globbuf.gl_offs = 2; glob("*.c", GLOB_DOOFFS, NULL, &globbuf); glob("*.h", GLOB_DOOFFS|GLOB_APPEND, NULL, &globbuf); ...
This function is not provided for the purpose of enabling utilities to perform pathname expansion on their arguments, as this operation is performed by the shell, and utilities are explicitly not expected to redo this. Instead, it is provided for applications that need to do pathname expansion on strings obtained from other sources, such as a pattern typed by a user or read from a file.
If a utility needs to see if a pathname matches a given pattern, it can use fnmatch().
Note that gl_pathc and gl_pathv have meaning even if glob() fails. This allows glob() to report partial results in the event of an error. However, if gl_pathc is 0, gl_pathv is unspecified even if glob() did not return an error.
The GLOB_NOCHECK option could be used when an application wants to expand a pathname if wildcards are specified, but wants to treat the pattern as just a string otherwise. The sh utility might use this for option-arguments, for example.
The new pathnames generated by a subsequent call with GLOB_APPEND are not sorted together with the previous pathnames. This mirrors the way that the shell handles pathname expansion when multiple expansions are done on a command line.
Applications that need tilde and parameter expansion should use wordexp().
It was claimed that the GLOB_DOOFFS flag is unnecessary because it could be simulated using:
new = (char **)malloc((n + pglob->gl_pathc + 1) * sizeof(char *)); (void) memcpy(new+n, pglob->gl_pathv, pglob->gl_pathc * sizeof(char *)); (void) memset(new, 0, n * sizeof(char *)); free(pglob->gl_pathv); pglob->gl_pathv = new;
However, this assumes that the memory pointed to by gl_pathv is a block that was separately created using malloc(). This is not necessarily the case. An application should make no assumptions about how the memory referenced by fields in pglob was allocated. It might have been obtained from malloc() in a large chunk and then carved up within glob(), or it might have been created using a different memory allocator. It is not the intent of the standard developers to specify or imply how the memory used by glob() is managed.
The GLOB_APPEND flag would be used when an application wants to expand several different patterns into a single list.

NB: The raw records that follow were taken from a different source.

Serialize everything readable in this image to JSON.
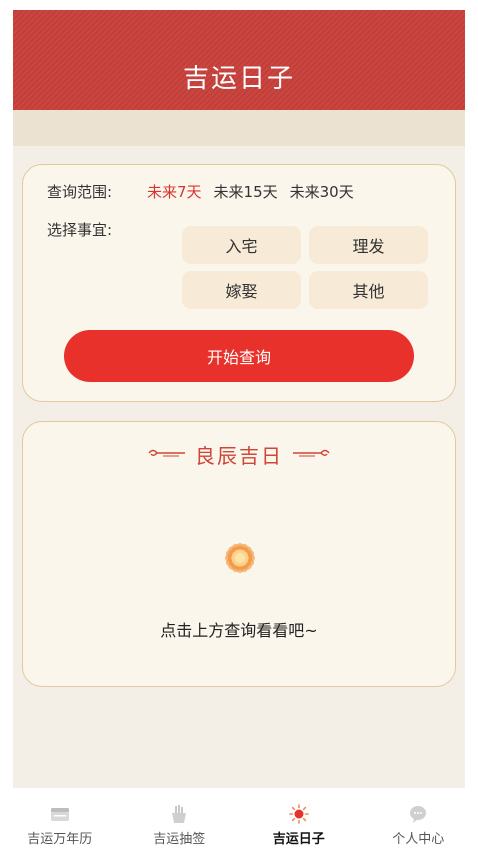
{
  "header": {
    "title": "吉运日子"
  },
  "query": {
    "range_label": "查询范围:",
    "ranges": [
      {
        "label": "未来7天",
        "active": true
      },
      {
        "label": "未来15天",
        "active": false
      },
      {
        "label": "未来30天",
        "active": false
      }
    ],
    "matter_label": "选择事宜:",
    "matters": [
      "入宅",
      "理发",
      "嫁娶",
      "其他"
    ],
    "start_button": "开始查询"
  },
  "result": {
    "title": "良辰吉日",
    "empty_text": "点击上方查询看看吧~",
    "flower_icon": "chrysanthemum-icon"
  },
  "tabbar": {
    "tabs": [
      {
        "label": "吉运万年历",
        "icon": "calendar-icon",
        "active": false
      },
      {
        "label": "吉运抽签",
        "icon": "lot-tube-icon",
        "active": false
      },
      {
        "label": "吉运日子",
        "icon": "sun-icon",
        "active": true
      },
      {
        "label": "个人中心",
        "icon": "chat-bubble-icon",
        "active": false
      }
    ]
  },
  "colors": {
    "header_bg": "#c8403a",
    "accent_red": "#e8312b",
    "active_text": "#d9352f",
    "card_border": "#e2c9a0",
    "tag_bg": "#f7ead6"
  }
}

exec() , fnmatch() , opendir() , readdir() , stat() , wordexp() , the Base Definitions volume of IEEE Std 1003.1-2001, <glob.h>, the Shell and Utilities volume of IEEE Std 1003.1-2001